▶ TASK DETAILS:
Figure out how many lines in these records contain "Pallets". Only the number belongs in the reply.
-- Opening Marker --
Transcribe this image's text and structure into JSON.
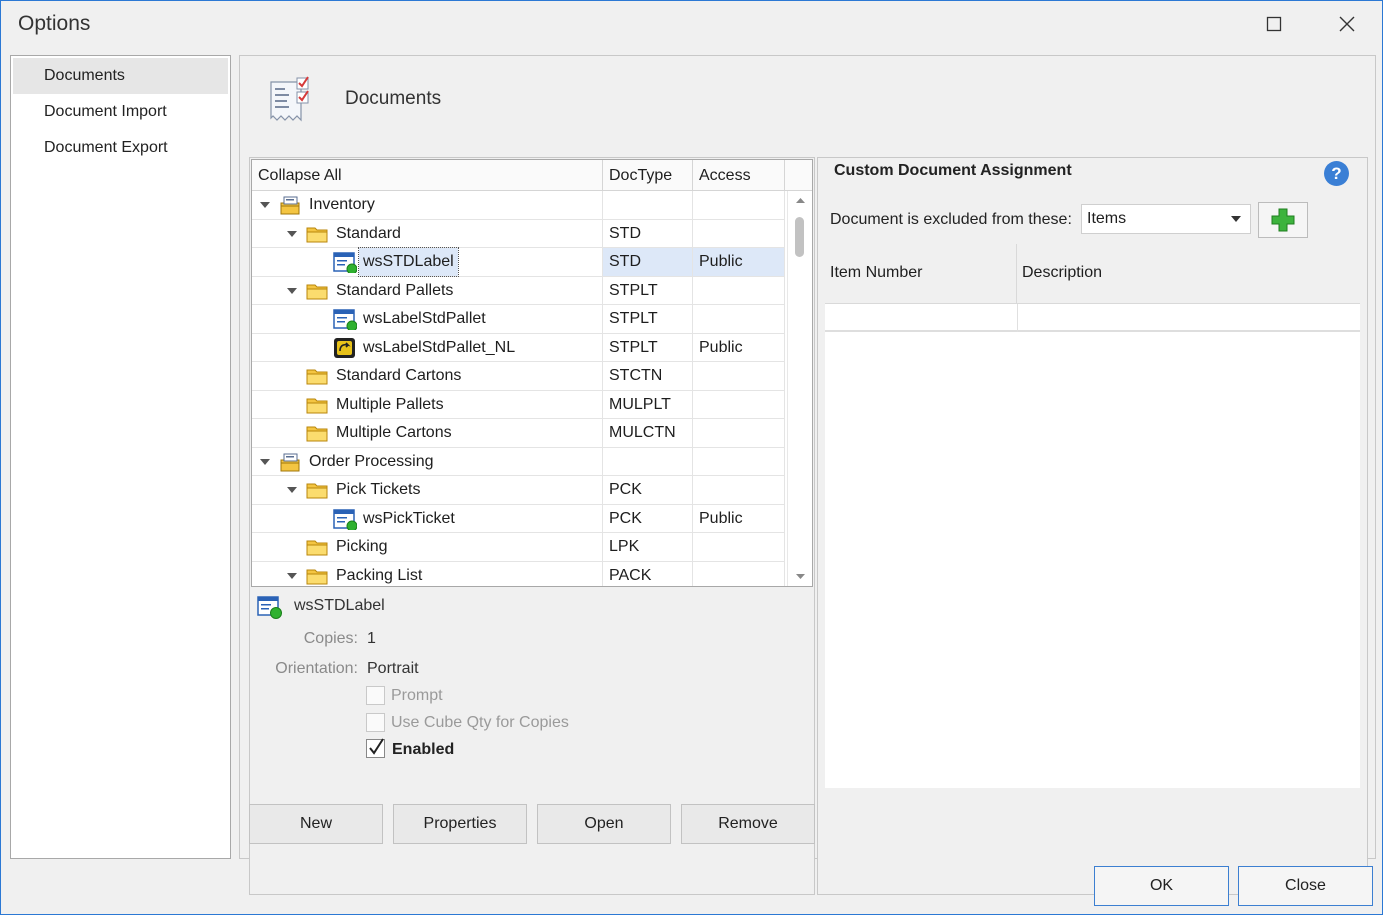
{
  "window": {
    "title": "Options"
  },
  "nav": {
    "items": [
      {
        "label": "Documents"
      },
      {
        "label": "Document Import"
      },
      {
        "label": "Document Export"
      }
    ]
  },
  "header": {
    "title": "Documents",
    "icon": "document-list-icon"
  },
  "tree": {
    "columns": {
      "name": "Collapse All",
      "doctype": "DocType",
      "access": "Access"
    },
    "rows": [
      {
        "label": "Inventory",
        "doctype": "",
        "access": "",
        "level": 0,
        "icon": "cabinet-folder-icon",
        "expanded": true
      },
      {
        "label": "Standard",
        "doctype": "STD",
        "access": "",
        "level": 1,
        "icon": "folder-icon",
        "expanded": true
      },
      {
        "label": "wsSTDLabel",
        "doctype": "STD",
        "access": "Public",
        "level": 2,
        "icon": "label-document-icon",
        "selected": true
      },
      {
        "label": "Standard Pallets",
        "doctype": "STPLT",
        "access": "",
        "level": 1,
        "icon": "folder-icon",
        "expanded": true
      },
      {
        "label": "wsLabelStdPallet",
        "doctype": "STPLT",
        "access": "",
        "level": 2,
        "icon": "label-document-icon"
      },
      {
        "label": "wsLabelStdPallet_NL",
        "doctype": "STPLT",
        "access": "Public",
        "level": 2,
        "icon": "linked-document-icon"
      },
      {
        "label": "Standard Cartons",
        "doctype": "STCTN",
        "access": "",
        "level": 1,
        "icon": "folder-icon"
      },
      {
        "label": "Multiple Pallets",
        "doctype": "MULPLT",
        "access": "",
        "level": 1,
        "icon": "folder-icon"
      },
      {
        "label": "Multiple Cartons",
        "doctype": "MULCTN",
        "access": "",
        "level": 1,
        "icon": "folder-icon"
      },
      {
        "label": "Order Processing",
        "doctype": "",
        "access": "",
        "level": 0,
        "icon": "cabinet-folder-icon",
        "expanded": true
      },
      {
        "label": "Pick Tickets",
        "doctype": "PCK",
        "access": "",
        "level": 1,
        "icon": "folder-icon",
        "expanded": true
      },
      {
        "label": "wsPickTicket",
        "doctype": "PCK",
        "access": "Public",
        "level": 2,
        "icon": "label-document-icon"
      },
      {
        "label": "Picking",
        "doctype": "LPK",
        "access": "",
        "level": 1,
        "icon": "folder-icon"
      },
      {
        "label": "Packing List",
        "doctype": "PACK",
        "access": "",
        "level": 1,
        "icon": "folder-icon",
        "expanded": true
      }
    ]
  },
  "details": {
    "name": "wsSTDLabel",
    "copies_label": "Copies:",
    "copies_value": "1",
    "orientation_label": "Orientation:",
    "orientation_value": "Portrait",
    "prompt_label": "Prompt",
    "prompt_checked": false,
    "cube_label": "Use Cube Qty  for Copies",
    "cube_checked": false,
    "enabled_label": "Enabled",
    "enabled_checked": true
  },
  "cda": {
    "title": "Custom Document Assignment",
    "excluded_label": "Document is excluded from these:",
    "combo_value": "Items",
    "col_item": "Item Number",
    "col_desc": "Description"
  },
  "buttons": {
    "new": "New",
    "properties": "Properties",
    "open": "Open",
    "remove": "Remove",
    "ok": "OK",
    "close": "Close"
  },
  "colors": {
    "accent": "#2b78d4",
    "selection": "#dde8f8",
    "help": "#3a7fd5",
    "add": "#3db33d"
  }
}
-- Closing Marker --
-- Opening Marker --
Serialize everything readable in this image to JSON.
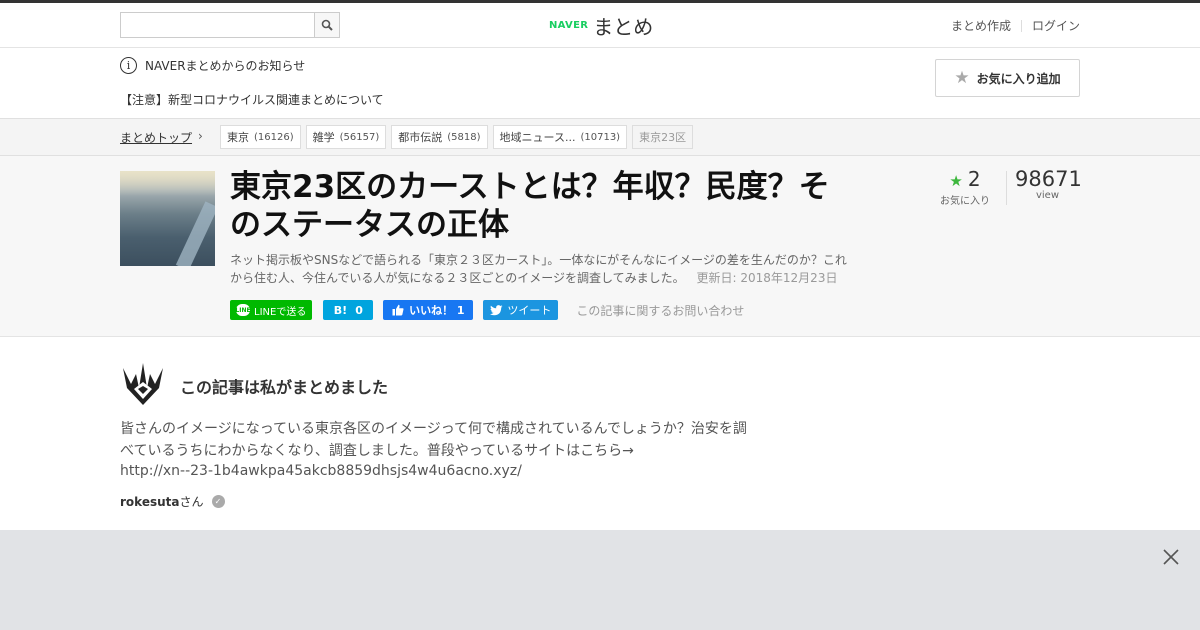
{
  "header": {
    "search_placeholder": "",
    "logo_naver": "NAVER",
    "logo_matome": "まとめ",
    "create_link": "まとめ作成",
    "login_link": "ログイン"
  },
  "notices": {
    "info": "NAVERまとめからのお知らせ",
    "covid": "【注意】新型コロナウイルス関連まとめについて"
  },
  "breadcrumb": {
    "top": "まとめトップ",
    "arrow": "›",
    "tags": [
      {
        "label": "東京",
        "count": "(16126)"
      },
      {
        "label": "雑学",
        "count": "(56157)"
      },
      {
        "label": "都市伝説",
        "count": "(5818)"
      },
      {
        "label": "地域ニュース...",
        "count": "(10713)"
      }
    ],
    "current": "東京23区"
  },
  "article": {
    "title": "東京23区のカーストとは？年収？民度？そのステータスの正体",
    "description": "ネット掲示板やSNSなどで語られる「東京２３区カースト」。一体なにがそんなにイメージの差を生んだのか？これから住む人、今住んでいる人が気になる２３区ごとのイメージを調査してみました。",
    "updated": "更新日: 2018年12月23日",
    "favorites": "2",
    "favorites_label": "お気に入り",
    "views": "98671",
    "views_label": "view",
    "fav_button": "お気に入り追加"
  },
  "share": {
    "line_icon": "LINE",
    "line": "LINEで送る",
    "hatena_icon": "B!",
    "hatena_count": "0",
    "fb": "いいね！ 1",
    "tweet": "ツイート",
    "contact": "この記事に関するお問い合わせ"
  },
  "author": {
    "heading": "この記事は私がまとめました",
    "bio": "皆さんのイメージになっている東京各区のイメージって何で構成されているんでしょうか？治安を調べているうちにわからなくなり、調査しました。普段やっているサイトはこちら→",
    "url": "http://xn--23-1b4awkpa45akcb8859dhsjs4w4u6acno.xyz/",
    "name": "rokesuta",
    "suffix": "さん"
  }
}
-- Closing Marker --
▶ SOLUTION FOR THIS TASK:
2